Exercise brief:
Except for the pictures, write out all the records that follow exactly.

Excerpted data START

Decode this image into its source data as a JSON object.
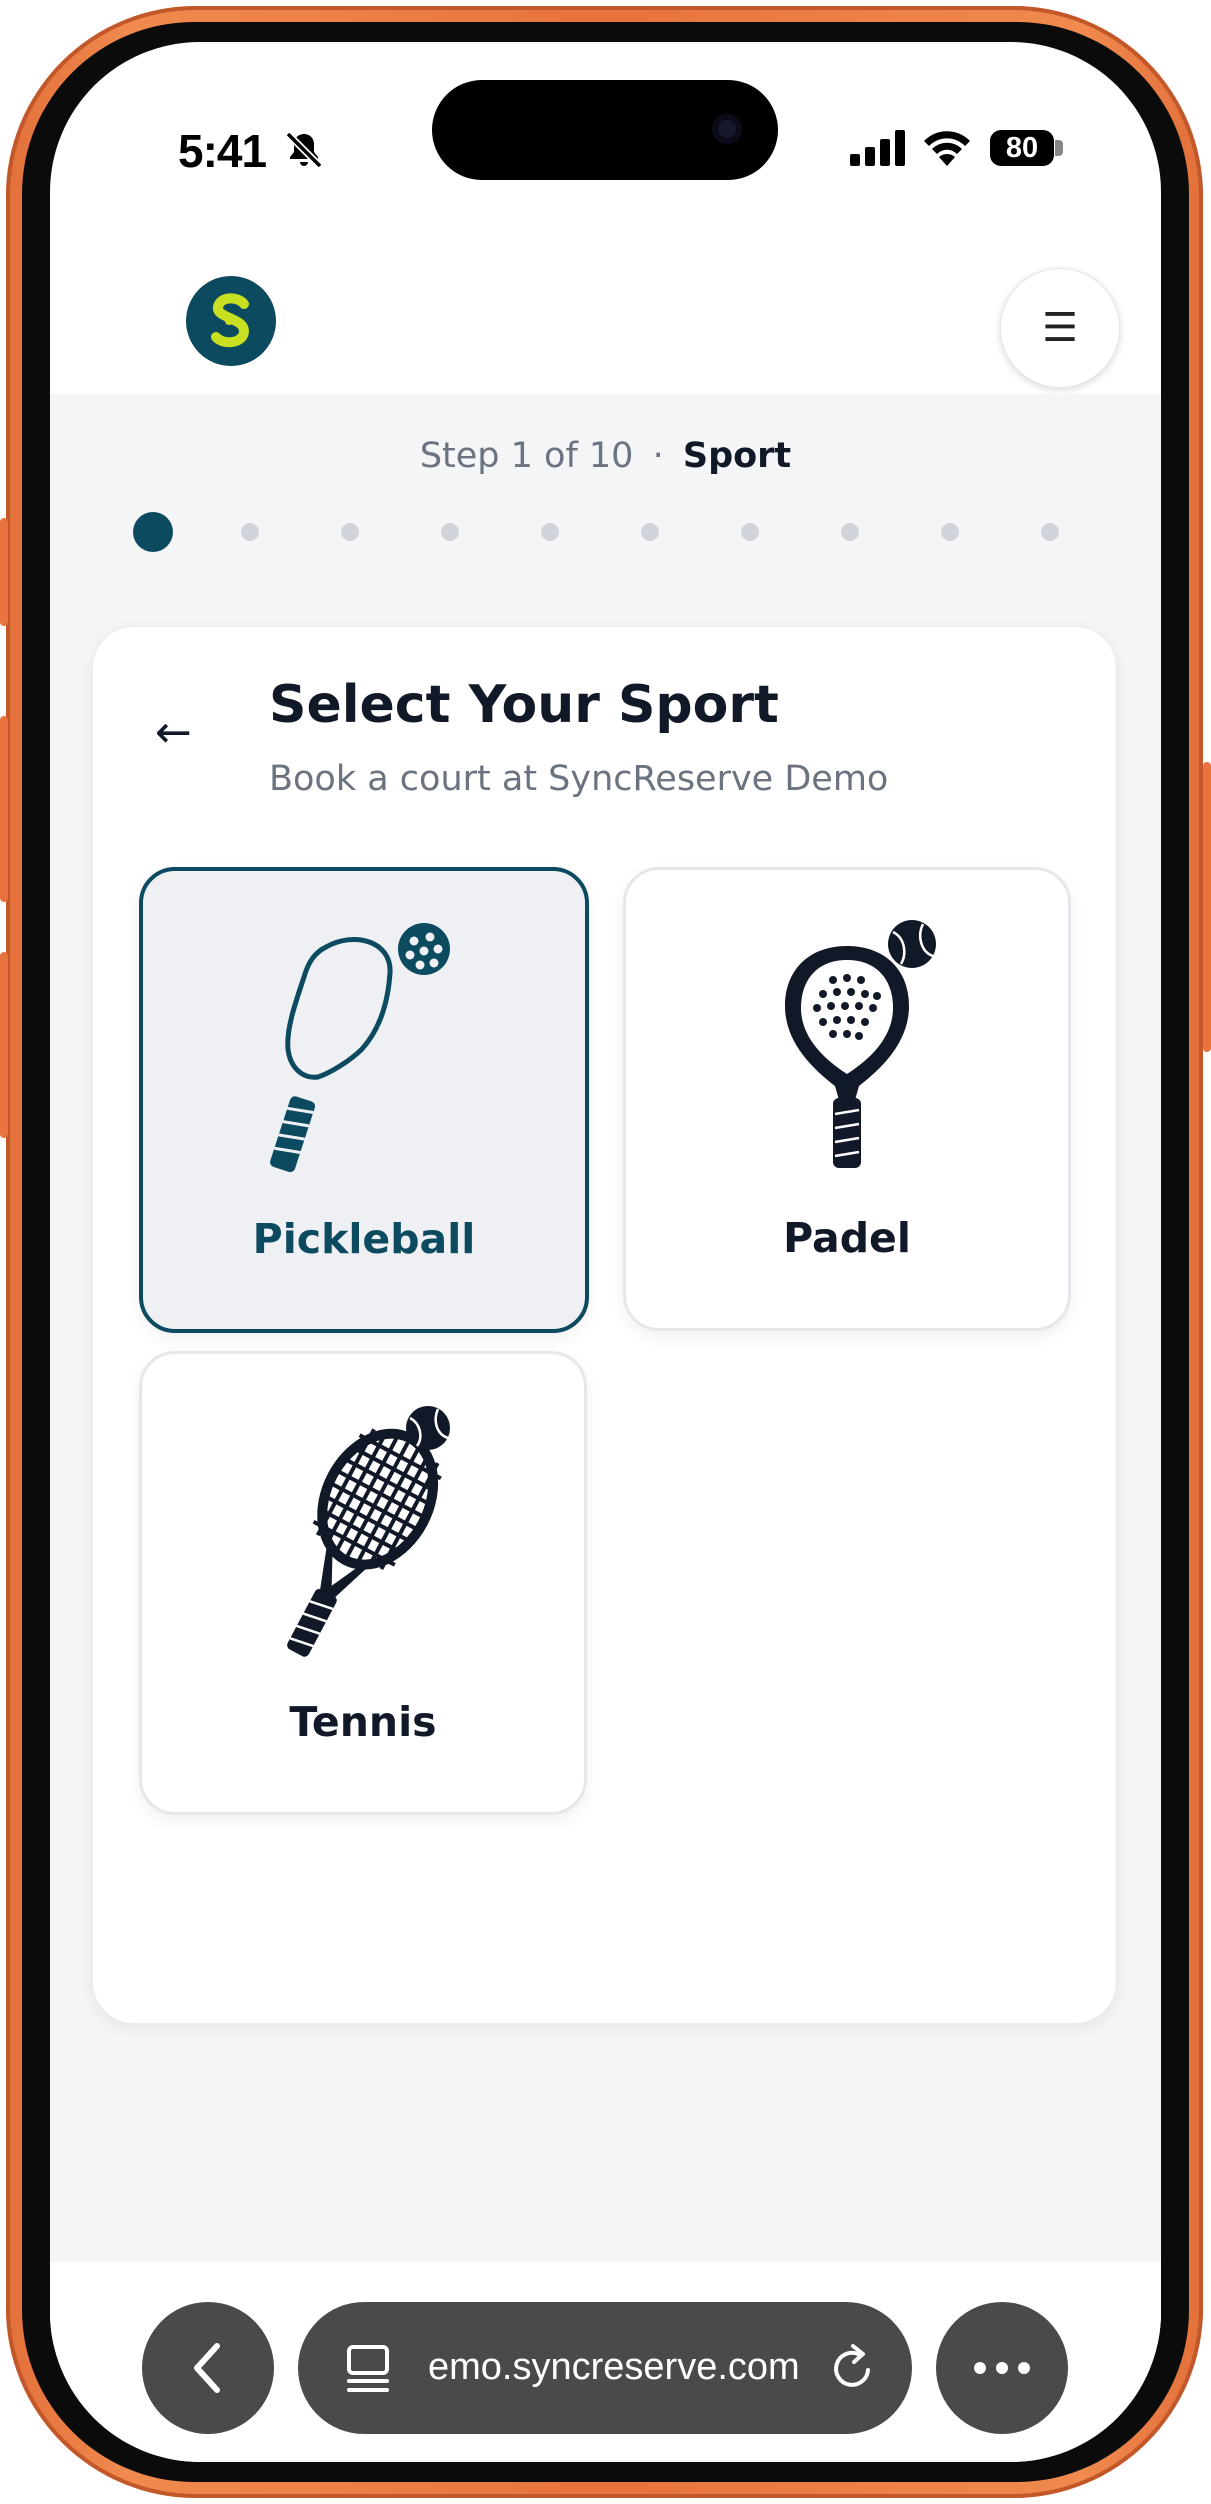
{
  "status_bar": {
    "time": "5:41",
    "battery": "80"
  },
  "header": {
    "logo_letter": "S",
    "menu_icon": "☰"
  },
  "progress": {
    "step_text": "Step 1 of 10",
    "separator": "·",
    "step_name": "Sport",
    "total_steps": 10,
    "current_step": 1
  },
  "card": {
    "back_icon": "←",
    "title": "Select Your Sport",
    "subtitle": "Book a court at SyncReserve Demo"
  },
  "sports": [
    {
      "label": "Pickleball",
      "icon": "pickleball-paddle-icon",
      "selected": true
    },
    {
      "label": "Padel",
      "icon": "padel-racket-icon",
      "selected": false
    },
    {
      "label": "Tennis",
      "icon": "tennis-racket-icon",
      "selected": false
    }
  ],
  "browser": {
    "url": "emo.syncreserve.com"
  },
  "colors": {
    "primary": "#0c4a60",
    "logo_accent": "#c8e021",
    "frame": "#e8733d"
  }
}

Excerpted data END

Result of the exercise:
Decode this image into its source data as a JSON object.
{
  "status_bar": {
    "time": "5:41",
    "battery": "80"
  },
  "header": {
    "logo_letter": "S",
    "menu_icon": "☰"
  },
  "progress": {
    "step_text": "Step 1 of 10",
    "separator": "·",
    "step_name": "Sport",
    "total_steps": 10,
    "current_step": 1
  },
  "card": {
    "back_icon": "←",
    "title": "Select Your Sport",
    "subtitle": "Book a court at SyncReserve Demo"
  },
  "sports": [
    {
      "label": "Pickleball",
      "icon": "pickleball-paddle-icon",
      "selected": true
    },
    {
      "label": "Padel",
      "icon": "padel-racket-icon",
      "selected": false
    },
    {
      "label": "Tennis",
      "icon": "tennis-racket-icon",
      "selected": false
    }
  ],
  "browser": {
    "url": "emo.syncreserve.com"
  },
  "colors": {
    "primary": "#0c4a60",
    "logo_accent": "#c8e021",
    "frame": "#e8733d"
  }
}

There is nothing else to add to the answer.